_Working data_:
= = =

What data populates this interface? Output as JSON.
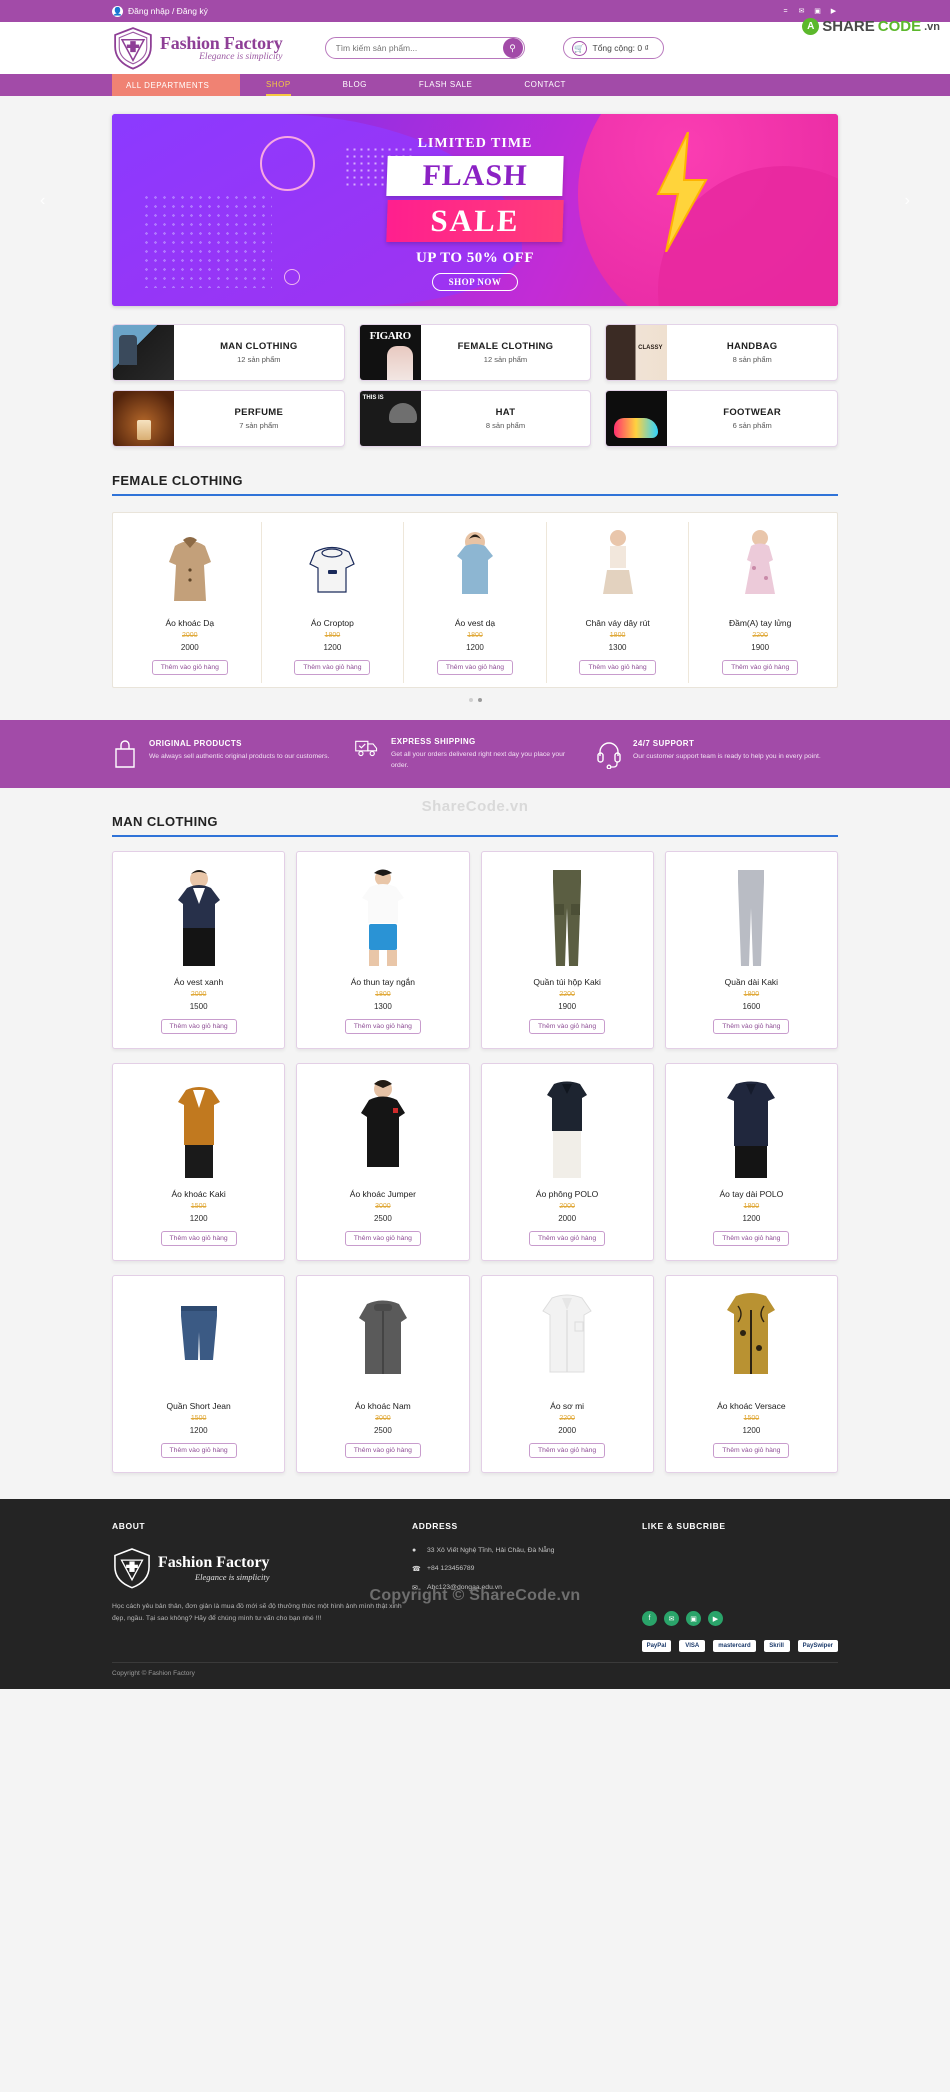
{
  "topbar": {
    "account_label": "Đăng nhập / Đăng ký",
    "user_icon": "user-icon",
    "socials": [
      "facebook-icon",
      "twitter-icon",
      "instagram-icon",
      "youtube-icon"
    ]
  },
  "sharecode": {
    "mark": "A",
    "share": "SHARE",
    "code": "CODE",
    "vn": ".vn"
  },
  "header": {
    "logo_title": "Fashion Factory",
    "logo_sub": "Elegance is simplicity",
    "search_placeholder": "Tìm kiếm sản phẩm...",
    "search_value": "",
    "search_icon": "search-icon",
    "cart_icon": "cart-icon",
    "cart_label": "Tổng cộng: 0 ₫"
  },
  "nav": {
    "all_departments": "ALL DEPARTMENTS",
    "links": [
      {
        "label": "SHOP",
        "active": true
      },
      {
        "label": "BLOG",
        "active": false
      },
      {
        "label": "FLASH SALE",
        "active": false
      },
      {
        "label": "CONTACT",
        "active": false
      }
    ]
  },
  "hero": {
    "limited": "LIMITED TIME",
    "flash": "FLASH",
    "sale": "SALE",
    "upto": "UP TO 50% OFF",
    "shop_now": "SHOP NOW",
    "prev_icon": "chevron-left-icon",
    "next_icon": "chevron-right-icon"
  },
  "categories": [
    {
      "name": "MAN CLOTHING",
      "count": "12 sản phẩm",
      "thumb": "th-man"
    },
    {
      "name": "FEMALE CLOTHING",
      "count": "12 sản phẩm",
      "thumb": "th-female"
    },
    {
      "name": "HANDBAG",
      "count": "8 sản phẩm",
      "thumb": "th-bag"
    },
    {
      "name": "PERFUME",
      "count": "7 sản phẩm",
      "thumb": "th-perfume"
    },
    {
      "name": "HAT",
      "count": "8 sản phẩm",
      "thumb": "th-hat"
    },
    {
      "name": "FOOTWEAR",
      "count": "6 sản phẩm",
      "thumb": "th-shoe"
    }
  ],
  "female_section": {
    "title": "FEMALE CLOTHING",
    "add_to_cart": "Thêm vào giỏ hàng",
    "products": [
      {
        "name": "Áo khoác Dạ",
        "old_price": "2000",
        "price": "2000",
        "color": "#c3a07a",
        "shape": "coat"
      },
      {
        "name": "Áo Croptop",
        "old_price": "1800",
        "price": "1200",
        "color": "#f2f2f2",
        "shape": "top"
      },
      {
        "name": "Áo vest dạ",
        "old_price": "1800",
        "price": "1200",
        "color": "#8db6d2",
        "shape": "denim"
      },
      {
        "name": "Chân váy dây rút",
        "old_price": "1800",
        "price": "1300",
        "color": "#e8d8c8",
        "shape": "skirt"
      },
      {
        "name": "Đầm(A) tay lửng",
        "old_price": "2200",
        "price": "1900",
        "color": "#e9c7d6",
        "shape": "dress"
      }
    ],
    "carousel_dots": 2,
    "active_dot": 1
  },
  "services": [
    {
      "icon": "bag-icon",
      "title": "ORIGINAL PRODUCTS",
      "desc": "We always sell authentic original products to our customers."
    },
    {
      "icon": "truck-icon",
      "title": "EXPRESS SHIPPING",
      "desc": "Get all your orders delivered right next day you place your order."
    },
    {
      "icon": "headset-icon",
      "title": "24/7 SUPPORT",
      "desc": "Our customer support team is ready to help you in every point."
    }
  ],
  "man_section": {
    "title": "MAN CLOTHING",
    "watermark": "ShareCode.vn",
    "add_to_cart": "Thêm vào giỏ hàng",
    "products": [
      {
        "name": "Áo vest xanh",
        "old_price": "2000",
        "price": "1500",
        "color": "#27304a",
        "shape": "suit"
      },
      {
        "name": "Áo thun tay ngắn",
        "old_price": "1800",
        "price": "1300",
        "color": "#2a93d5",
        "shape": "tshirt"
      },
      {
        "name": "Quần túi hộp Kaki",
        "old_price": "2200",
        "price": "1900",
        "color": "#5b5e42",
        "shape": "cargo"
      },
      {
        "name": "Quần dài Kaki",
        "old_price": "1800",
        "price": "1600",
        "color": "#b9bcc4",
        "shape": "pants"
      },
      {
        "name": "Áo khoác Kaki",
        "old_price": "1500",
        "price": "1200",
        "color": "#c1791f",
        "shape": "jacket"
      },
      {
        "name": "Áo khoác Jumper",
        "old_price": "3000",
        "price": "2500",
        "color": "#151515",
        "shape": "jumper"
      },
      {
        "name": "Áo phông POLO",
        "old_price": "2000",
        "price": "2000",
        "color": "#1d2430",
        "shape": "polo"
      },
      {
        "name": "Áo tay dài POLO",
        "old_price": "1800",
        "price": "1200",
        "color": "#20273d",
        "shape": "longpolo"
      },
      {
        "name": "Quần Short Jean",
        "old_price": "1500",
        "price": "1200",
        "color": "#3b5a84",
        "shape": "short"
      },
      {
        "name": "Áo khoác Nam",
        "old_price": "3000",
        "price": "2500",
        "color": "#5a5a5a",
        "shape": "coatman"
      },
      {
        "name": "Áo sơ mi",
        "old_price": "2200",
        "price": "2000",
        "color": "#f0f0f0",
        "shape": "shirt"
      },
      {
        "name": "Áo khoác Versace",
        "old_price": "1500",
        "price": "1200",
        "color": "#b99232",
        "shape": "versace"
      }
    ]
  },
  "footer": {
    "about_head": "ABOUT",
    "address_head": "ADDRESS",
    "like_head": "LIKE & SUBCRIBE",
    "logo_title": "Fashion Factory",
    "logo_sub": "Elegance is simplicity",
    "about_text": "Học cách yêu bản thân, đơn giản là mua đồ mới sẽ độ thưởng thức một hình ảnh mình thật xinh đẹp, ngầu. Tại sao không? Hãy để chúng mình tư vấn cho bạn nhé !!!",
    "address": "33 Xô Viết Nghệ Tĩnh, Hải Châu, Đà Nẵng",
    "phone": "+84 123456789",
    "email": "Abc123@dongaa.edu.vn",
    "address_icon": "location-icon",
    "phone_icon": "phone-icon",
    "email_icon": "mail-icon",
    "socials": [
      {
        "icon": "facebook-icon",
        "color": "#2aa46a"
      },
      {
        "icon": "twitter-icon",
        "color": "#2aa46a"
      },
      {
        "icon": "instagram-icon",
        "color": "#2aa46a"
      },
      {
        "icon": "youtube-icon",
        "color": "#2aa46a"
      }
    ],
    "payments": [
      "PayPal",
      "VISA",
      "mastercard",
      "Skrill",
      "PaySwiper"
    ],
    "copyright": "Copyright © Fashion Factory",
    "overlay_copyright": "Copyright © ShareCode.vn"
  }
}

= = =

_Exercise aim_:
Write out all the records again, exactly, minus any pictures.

_Solution to the exercise_:
What data populates this interface? Output as JSON.
{
  "topbar": {
    "account_label": "Đăng nhập / Đăng ký",
    "user_icon": "user-icon",
    "socials": [
      "facebook-icon",
      "twitter-icon",
      "instagram-icon",
      "youtube-icon"
    ]
  },
  "sharecode": {
    "mark": "A",
    "share": "SHARE",
    "code": "CODE",
    "vn": ".vn"
  },
  "header": {
    "logo_title": "Fashion Factory",
    "logo_sub": "Elegance is simplicity",
    "search_placeholder": "Tìm kiếm sản phẩm...",
    "search_value": "",
    "search_icon": "search-icon",
    "cart_icon": "cart-icon",
    "cart_label": "Tổng cộng: 0 ₫"
  },
  "nav": {
    "all_departments": "ALL DEPARTMENTS",
    "links": [
      {
        "label": "SHOP",
        "active": true
      },
      {
        "label": "BLOG",
        "active": false
      },
      {
        "label": "FLASH SALE",
        "active": false
      },
      {
        "label": "CONTACT",
        "active": false
      }
    ]
  },
  "hero": {
    "limited": "LIMITED TIME",
    "flash": "FLASH",
    "sale": "SALE",
    "upto": "UP TO 50% OFF",
    "shop_now": "SHOP NOW",
    "prev_icon": "chevron-left-icon",
    "next_icon": "chevron-right-icon"
  },
  "categories": [
    {
      "name": "MAN CLOTHING",
      "count": "12 sản phẩm",
      "thumb": "th-man"
    },
    {
      "name": "FEMALE CLOTHING",
      "count": "12 sản phẩm",
      "thumb": "th-female"
    },
    {
      "name": "HANDBAG",
      "count": "8 sản phẩm",
      "thumb": "th-bag"
    },
    {
      "name": "PERFUME",
      "count": "7 sản phẩm",
      "thumb": "th-perfume"
    },
    {
      "name": "HAT",
      "count": "8 sản phẩm",
      "thumb": "th-hat"
    },
    {
      "name": "FOOTWEAR",
      "count": "6 sản phẩm",
      "thumb": "th-shoe"
    }
  ],
  "female_section": {
    "title": "FEMALE CLOTHING",
    "add_to_cart": "Thêm vào giỏ hàng",
    "products": [
      {
        "name": "Áo khoác Dạ",
        "old_price": "2000",
        "price": "2000",
        "color": "#c3a07a",
        "shape": "coat"
      },
      {
        "name": "Áo Croptop",
        "old_price": "1800",
        "price": "1200",
        "color": "#f2f2f2",
        "shape": "top"
      },
      {
        "name": "Áo vest dạ",
        "old_price": "1800",
        "price": "1200",
        "color": "#8db6d2",
        "shape": "denim"
      },
      {
        "name": "Chân váy dây rút",
        "old_price": "1800",
        "price": "1300",
        "color": "#e8d8c8",
        "shape": "skirt"
      },
      {
        "name": "Đầm(A) tay lửng",
        "old_price": "2200",
        "price": "1900",
        "color": "#e9c7d6",
        "shape": "dress"
      }
    ],
    "carousel_dots": 2,
    "active_dot": 1
  },
  "services": [
    {
      "icon": "bag-icon",
      "title": "ORIGINAL PRODUCTS",
      "desc": "We always sell authentic original products to our customers."
    },
    {
      "icon": "truck-icon",
      "title": "EXPRESS SHIPPING",
      "desc": "Get all your orders delivered right next day you place your order."
    },
    {
      "icon": "headset-icon",
      "title": "24/7 SUPPORT",
      "desc": "Our customer support team is ready to help you in every point."
    }
  ],
  "man_section": {
    "title": "MAN CLOTHING",
    "watermark": "ShareCode.vn",
    "add_to_cart": "Thêm vào giỏ hàng",
    "products": [
      {
        "name": "Áo vest xanh",
        "old_price": "2000",
        "price": "1500",
        "color": "#27304a",
        "shape": "suit"
      },
      {
        "name": "Áo thun tay ngắn",
        "old_price": "1800",
        "price": "1300",
        "color": "#2a93d5",
        "shape": "tshirt"
      },
      {
        "name": "Quần túi hộp Kaki",
        "old_price": "2200",
        "price": "1900",
        "color": "#5b5e42",
        "shape": "cargo"
      },
      {
        "name": "Quần dài Kaki",
        "old_price": "1800",
        "price": "1600",
        "color": "#b9bcc4",
        "shape": "pants"
      },
      {
        "name": "Áo khoác Kaki",
        "old_price": "1500",
        "price": "1200",
        "color": "#c1791f",
        "shape": "jacket"
      },
      {
        "name": "Áo khoác Jumper",
        "old_price": "3000",
        "price": "2500",
        "color": "#151515",
        "shape": "jumper"
      },
      {
        "name": "Áo phông POLO",
        "old_price": "2000",
        "price": "2000",
        "color": "#1d2430",
        "shape": "polo"
      },
      {
        "name": "Áo tay dài POLO",
        "old_price": "1800",
        "price": "1200",
        "color": "#20273d",
        "shape": "longpolo"
      },
      {
        "name": "Quần Short Jean",
        "old_price": "1500",
        "price": "1200",
        "color": "#3b5a84",
        "shape": "short"
      },
      {
        "name": "Áo khoác Nam",
        "old_price": "3000",
        "price": "2500",
        "color": "#5a5a5a",
        "shape": "coatman"
      },
      {
        "name": "Áo sơ mi",
        "old_price": "2200",
        "price": "2000",
        "color": "#f0f0f0",
        "shape": "shirt"
      },
      {
        "name": "Áo khoác Versace",
        "old_price": "1500",
        "price": "1200",
        "color": "#b99232",
        "shape": "versace"
      }
    ]
  },
  "footer": {
    "about_head": "ABOUT",
    "address_head": "ADDRESS",
    "like_head": "LIKE & SUBCRIBE",
    "logo_title": "Fashion Factory",
    "logo_sub": "Elegance is simplicity",
    "about_text": "Học cách yêu bản thân, đơn giản là mua đồ mới sẽ độ thưởng thức một hình ảnh mình thật xinh đẹp, ngầu. Tại sao không? Hãy để chúng mình tư vấn cho bạn nhé !!!",
    "address": "33 Xô Viết Nghệ Tĩnh, Hải Châu, Đà Nẵng",
    "phone": "+84 123456789",
    "email": "Abc123@dongaa.edu.vn",
    "address_icon": "location-icon",
    "phone_icon": "phone-icon",
    "email_icon": "mail-icon",
    "socials": [
      {
        "icon": "facebook-icon",
        "color": "#2aa46a"
      },
      {
        "icon": "twitter-icon",
        "color": "#2aa46a"
      },
      {
        "icon": "instagram-icon",
        "color": "#2aa46a"
      },
      {
        "icon": "youtube-icon",
        "color": "#2aa46a"
      }
    ],
    "payments": [
      "PayPal",
      "VISA",
      "mastercard",
      "Skrill",
      "PaySwiper"
    ],
    "copyright": "Copyright © Fashion Factory",
    "overlay_copyright": "Copyright © ShareCode.vn"
  }
}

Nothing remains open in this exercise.